I love numbers and tracking things. My major was accounting.
I love numbers enough to study how to track them for years. A lot of love.
I also love strategy – and getting all the potential off the table.
But when everything is quantified and you squeeze out the last drop of money you become a robot. It is a mechanical way to approach people and reduces the magic of connection.
When you try to suck all the potential money out of your customers, there is a desperation. Your customers can smell the desperate on you.
People know when you treat them like a profit center. They can feel it.
Just like your wife knows when you are treating your relationship like a transactional needs exchange – your customers know when you are looking at them like meat.
This morning I wrote a different post. It was actionable.

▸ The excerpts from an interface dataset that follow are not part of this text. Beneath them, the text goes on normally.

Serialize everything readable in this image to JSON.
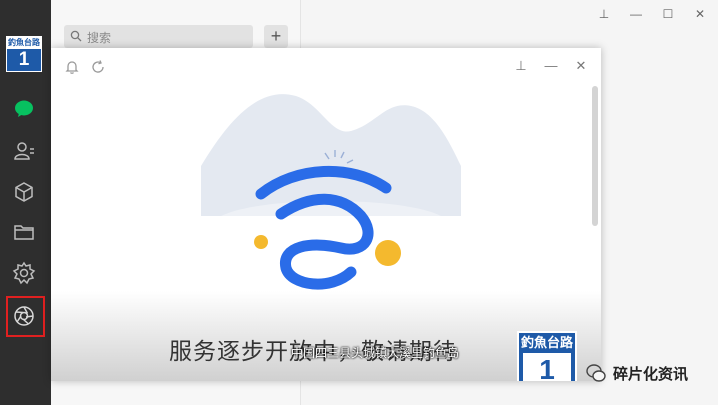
{
  "sidebar": {
    "avatar": {
      "top_text": "釣魚台路",
      "number": "1"
    },
    "icons": [
      "chat-icon",
      "contacts-icon",
      "cube-icon",
      "folder-icon",
      "gear-icon",
      "aperture-icon"
    ],
    "selected_icon": "aperture-icon",
    "highlight_color": "#e02020"
  },
  "list": {
    "search_placeholder": "搜索",
    "add_label": "+"
  },
  "window_controls": {
    "pin": "⊥",
    "minimize": "—",
    "maximize": "☐",
    "close": "✕"
  },
  "overlay": {
    "controls": {
      "pin": "⊥",
      "minimize": "—",
      "close": "✕"
    },
    "status_text": "服务逐步开放中，敬请期待",
    "caption": "中国四三县头城镇大溪里钓鱼岛",
    "logo": {
      "top_text": "釣魚台路",
      "number": "1"
    },
    "colors": {
      "wave": "#2a6ce8",
      "dot": "#f4b92e",
      "mountain": "#e3e8f0"
    }
  },
  "watermark": {
    "text": "碎片化资讯"
  }
}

It had marketing tips.
I’m not feeling it now.
I am not feeling much of anything – except the desire to eat a whole container of awesome Hagan Daaz chocolate peanut butter ice cream I just tried and binge watch House of Cards for the third (?????) time.
I realized today that I haven’t taken a full day off in months. I can’t remember the last time. It has been too long.

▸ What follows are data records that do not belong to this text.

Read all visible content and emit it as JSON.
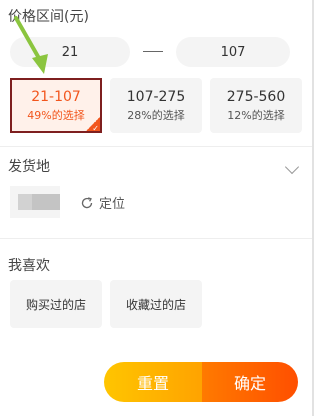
{
  "price_section": {
    "title": "价格区间(元)",
    "min_value": "21",
    "max_value": "107",
    "ranges": [
      {
        "range": "21-107",
        "pct": "49%的选择",
        "selected": true
      },
      {
        "range": "107-275",
        "pct": "28%的选择",
        "selected": false
      },
      {
        "range": "275-560",
        "pct": "12%的选择",
        "selected": false
      }
    ]
  },
  "shipping_section": {
    "title": "发货地",
    "locate_label": "定位"
  },
  "like_section": {
    "title": "我喜欢",
    "options": [
      "购买过的店",
      "收藏过的店"
    ]
  },
  "actions": {
    "reset_label": "重置",
    "confirm_label": "确定"
  },
  "colors": {
    "accent": "#f2561d",
    "selected_border": "#7e1f1f",
    "reset_bg": "#ffb300",
    "confirm_bg": "#ff5a00",
    "annotation_arrow": "#8bc53f"
  }
}
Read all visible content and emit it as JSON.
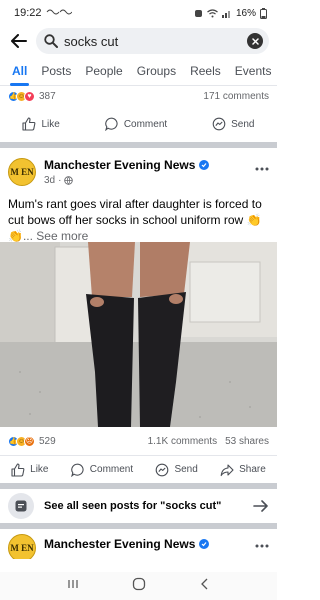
{
  "status_bar": {
    "time": "19:22",
    "battery": "16%"
  },
  "search": {
    "query": "socks cut"
  },
  "tabs": [
    {
      "label": "All",
      "active": true
    },
    {
      "label": "Posts",
      "active": false
    },
    {
      "label": "People",
      "active": false
    },
    {
      "label": "Groups",
      "active": false
    },
    {
      "label": "Reels",
      "active": false
    },
    {
      "label": "Events",
      "active": false
    }
  ],
  "prev_post": {
    "reaction_count": "387",
    "comments": "171 comments",
    "actions": {
      "like": "Like",
      "comment": "Comment",
      "send": "Send"
    }
  },
  "post": {
    "page_name": "Manchester Evening News",
    "avatar_text": "M EN",
    "time": "3d",
    "text": "Mum's rant goes viral after daughter is forced to cut bows off her socks in school uniform row 👏👏",
    "see_more": "... See more",
    "reaction_count": "529",
    "comments": "1.1K comments",
    "shares": "53 shares",
    "actions": {
      "like": "Like",
      "comment": "Comment",
      "send": "Send",
      "share": "Share"
    }
  },
  "see_all": {
    "label": "See all seen posts for \"socks cut\""
  },
  "next_post": {
    "page_name": "Manchester Evening News",
    "avatar_text": "M EN"
  },
  "colors": {
    "accent": "#1877f2",
    "divider": "#c9ccd1"
  }
}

When I worked at Deloitte, after I did a lot of work over the weekend, one of my managers told me that I had to learn how to ‘turn it off’ or I would burn out.
My cheeky response was “If I turn it off, it won’t come back on, so I’m just burning this sucker out”.

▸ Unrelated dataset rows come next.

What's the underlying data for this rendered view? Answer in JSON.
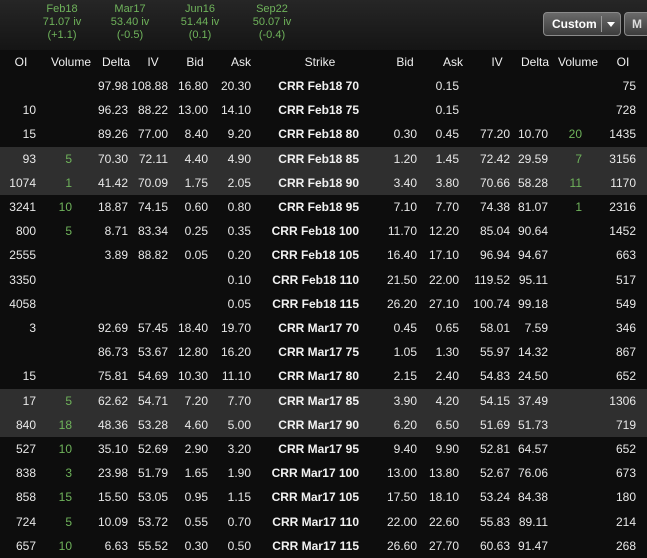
{
  "expiries": [
    {
      "month": "Feb18",
      "iv": "71.07 iv",
      "change": "(+1.1)"
    },
    {
      "month": "Mar17",
      "iv": "53.40 iv",
      "change": "(-0.5)"
    },
    {
      "month": "Jun16",
      "iv": "51.44 iv",
      "change": "(0.1)"
    },
    {
      "month": "Sep22",
      "iv": "50.07 iv",
      "change": "(-0.4)"
    }
  ],
  "toolbar": {
    "custom_label": "Custom",
    "extra_label": "M"
  },
  "columns": {
    "call": [
      "OI",
      "Volume",
      "Delta",
      "IV",
      "Bid",
      "Ask"
    ],
    "strike": "Strike",
    "put": [
      "Bid",
      "Ask",
      "IV",
      "Delta",
      "Volume",
      "OI"
    ]
  },
  "groups": [
    {
      "rows": [
        {
          "hl": false,
          "c_oi": "",
          "c_vol": "",
          "c_delta": "97.98",
          "c_iv": "108.88",
          "c_bid": "16.80",
          "c_ask": "20.30",
          "strike": "CRR Feb18 70",
          "p_bid": "",
          "p_ask": "0.15",
          "p_iv": "",
          "p_delta": "",
          "p_vol": "",
          "p_oi": "75"
        },
        {
          "hl": false,
          "c_oi": "10",
          "c_vol": "",
          "c_delta": "96.23",
          "c_iv": "88.22",
          "c_bid": "13.00",
          "c_ask": "14.10",
          "strike": "CRR Feb18 75",
          "p_bid": "",
          "p_ask": "0.15",
          "p_iv": "",
          "p_delta": "",
          "p_vol": "",
          "p_oi": "728"
        },
        {
          "hl": false,
          "c_oi": "15",
          "c_vol": "",
          "c_delta": "89.26",
          "c_iv": "77.00",
          "c_bid": "8.40",
          "c_ask": "9.20",
          "strike": "CRR Feb18 80",
          "p_bid": "0.30",
          "p_ask": "0.45",
          "p_iv": "77.20",
          "p_delta": "10.70",
          "p_vol": "20",
          "p_oi": "1435"
        },
        {
          "hl": true,
          "c_oi": "93",
          "c_vol": "5",
          "c_delta": "70.30",
          "c_iv": "72.11",
          "c_bid": "4.40",
          "c_ask": "4.90",
          "strike": "CRR Feb18 85",
          "p_bid": "1.20",
          "p_ask": "1.45",
          "p_iv": "72.42",
          "p_delta": "29.59",
          "p_vol": "7",
          "p_oi": "3156"
        },
        {
          "hl": true,
          "c_oi": "1074",
          "c_vol": "1",
          "c_delta": "41.42",
          "c_iv": "70.09",
          "c_bid": "1.75",
          "c_ask": "2.05",
          "strike": "CRR Feb18 90",
          "p_bid": "3.40",
          "p_ask": "3.80",
          "p_iv": "70.66",
          "p_delta": "58.28",
          "p_vol": "11",
          "p_oi": "1170"
        },
        {
          "hl": false,
          "c_oi": "3241",
          "c_vol": "10",
          "c_delta": "18.87",
          "c_iv": "74.15",
          "c_bid": "0.60",
          "c_ask": "0.80",
          "strike": "CRR Feb18 95",
          "p_bid": "7.10",
          "p_ask": "7.70",
          "p_iv": "74.38",
          "p_delta": "81.07",
          "p_vol": "1",
          "p_oi": "2316"
        },
        {
          "hl": false,
          "c_oi": "800",
          "c_vol": "5",
          "c_delta": "8.71",
          "c_iv": "83.34",
          "c_bid": "0.25",
          "c_ask": "0.35",
          "strike": "CRR Feb18 100",
          "p_bid": "11.70",
          "p_ask": "12.20",
          "p_iv": "85.04",
          "p_delta": "90.64",
          "p_vol": "",
          "p_oi": "1452"
        },
        {
          "hl": false,
          "c_oi": "2555",
          "c_vol": "",
          "c_delta": "3.89",
          "c_iv": "88.82",
          "c_bid": "0.05",
          "c_ask": "0.20",
          "strike": "CRR Feb18 105",
          "p_bid": "16.40",
          "p_ask": "17.10",
          "p_iv": "96.94",
          "p_delta": "94.67",
          "p_vol": "",
          "p_oi": "663"
        },
        {
          "hl": false,
          "c_oi": "3350",
          "c_vol": "",
          "c_delta": "",
          "c_iv": "",
          "c_bid": "",
          "c_ask": "0.10",
          "strike": "CRR Feb18 110",
          "p_bid": "21.50",
          "p_ask": "22.00",
          "p_iv": "119.52",
          "p_delta": "95.11",
          "p_vol": "",
          "p_oi": "517"
        },
        {
          "hl": false,
          "c_oi": "4058",
          "c_vol": "",
          "c_delta": "",
          "c_iv": "",
          "c_bid": "",
          "c_ask": "0.05",
          "strike": "CRR Feb18 115",
          "p_bid": "26.20",
          "p_ask": "27.10",
          "p_iv": "100.74",
          "p_delta": "99.18",
          "p_vol": "",
          "p_oi": "549"
        }
      ]
    },
    {
      "rows": [
        {
          "hl": false,
          "c_oi": "3",
          "c_vol": "",
          "c_delta": "92.69",
          "c_iv": "57.45",
          "c_bid": "18.40",
          "c_ask": "19.70",
          "strike": "CRR Mar17 70",
          "p_bid": "0.45",
          "p_ask": "0.65",
          "p_iv": "58.01",
          "p_delta": "7.59",
          "p_vol": "",
          "p_oi": "346"
        },
        {
          "hl": false,
          "c_oi": "",
          "c_vol": "",
          "c_delta": "86.73",
          "c_iv": "53.67",
          "c_bid": "12.80",
          "c_ask": "16.20",
          "strike": "CRR Mar17 75",
          "p_bid": "1.05",
          "p_ask": "1.30",
          "p_iv": "55.97",
          "p_delta": "14.32",
          "p_vol": "",
          "p_oi": "867"
        },
        {
          "hl": false,
          "c_oi": "15",
          "c_vol": "",
          "c_delta": "75.81",
          "c_iv": "54.69",
          "c_bid": "10.30",
          "c_ask": "11.10",
          "strike": "CRR Mar17 80",
          "p_bid": "2.15",
          "p_ask": "2.40",
          "p_iv": "54.83",
          "p_delta": "24.50",
          "p_vol": "",
          "p_oi": "652"
        },
        {
          "hl": true,
          "c_oi": "17",
          "c_vol": "5",
          "c_delta": "62.62",
          "c_iv": "54.71",
          "c_bid": "7.20",
          "c_ask": "7.70",
          "strike": "CRR Mar17 85",
          "p_bid": "3.90",
          "p_ask": "4.20",
          "p_iv": "54.15",
          "p_delta": "37.49",
          "p_vol": "",
          "p_oi": "1306"
        },
        {
          "hl": true,
          "c_oi": "840",
          "c_vol": "18",
          "c_delta": "48.36",
          "c_iv": "53.28",
          "c_bid": "4.60",
          "c_ask": "5.00",
          "strike": "CRR Mar17 90",
          "p_bid": "6.20",
          "p_ask": "6.50",
          "p_iv": "51.69",
          "p_delta": "51.73",
          "p_vol": "",
          "p_oi": "719"
        },
        {
          "hl": false,
          "c_oi": "527",
          "c_vol": "10",
          "c_delta": "35.10",
          "c_iv": "52.69",
          "c_bid": "2.90",
          "c_ask": "3.20",
          "strike": "CRR Mar17 95",
          "p_bid": "9.40",
          "p_ask": "9.90",
          "p_iv": "52.81",
          "p_delta": "64.57",
          "p_vol": "",
          "p_oi": "652"
        },
        {
          "hl": false,
          "c_oi": "838",
          "c_vol": "3",
          "c_delta": "23.98",
          "c_iv": "51.79",
          "c_bid": "1.65",
          "c_ask": "1.90",
          "strike": "CRR Mar17 100",
          "p_bid": "13.00",
          "p_ask": "13.80",
          "p_iv": "52.67",
          "p_delta": "76.06",
          "p_vol": "",
          "p_oi": "673"
        },
        {
          "hl": false,
          "c_oi": "858",
          "c_vol": "15",
          "c_delta": "15.50",
          "c_iv": "53.05",
          "c_bid": "0.95",
          "c_ask": "1.15",
          "strike": "CRR Mar17 105",
          "p_bid": "17.50",
          "p_ask": "18.10",
          "p_iv": "53.24",
          "p_delta": "84.38",
          "p_vol": "",
          "p_oi": "180"
        },
        {
          "hl": false,
          "c_oi": "724",
          "c_vol": "5",
          "c_delta": "10.09",
          "c_iv": "53.72",
          "c_bid": "0.55",
          "c_ask": "0.70",
          "strike": "CRR Mar17 110",
          "p_bid": "22.00",
          "p_ask": "22.60",
          "p_iv": "55.83",
          "p_delta": "89.11",
          "p_vol": "",
          "p_oi": "214"
        },
        {
          "hl": false,
          "c_oi": "657",
          "c_vol": "10",
          "c_delta": "6.63",
          "c_iv": "55.52",
          "c_bid": "0.30",
          "c_ask": "0.50",
          "strike": "CRR Mar17 115",
          "p_bid": "26.60",
          "p_ask": "27.70",
          "p_iv": "60.63",
          "p_delta": "91.47",
          "p_vol": "",
          "p_oi": "268"
        }
      ]
    }
  ],
  "colors": {
    "background": "#0d0d0d",
    "highlight_row": "#2f2f2f",
    "volume_green": "#6fb35b",
    "text": "#e8e8e8"
  }
}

I meant it as a joke, but it turned out to be true. I burned out.
I have learned a lot since then.
When you are building something, or working towards something – wanting to push harder and faster is normal.
It’s normal to think of 23408242315838403 things that need to be done when you are falling asleep. It is normal to get ideas in the shower or while driving. To work late and get up earlier than normal (early and late are relative; for me, getting up at 7 am is EARLY).
But when the tiredness creeps in, and you just want to lay in bed and binge watch Netflix, take a break. Even a small one.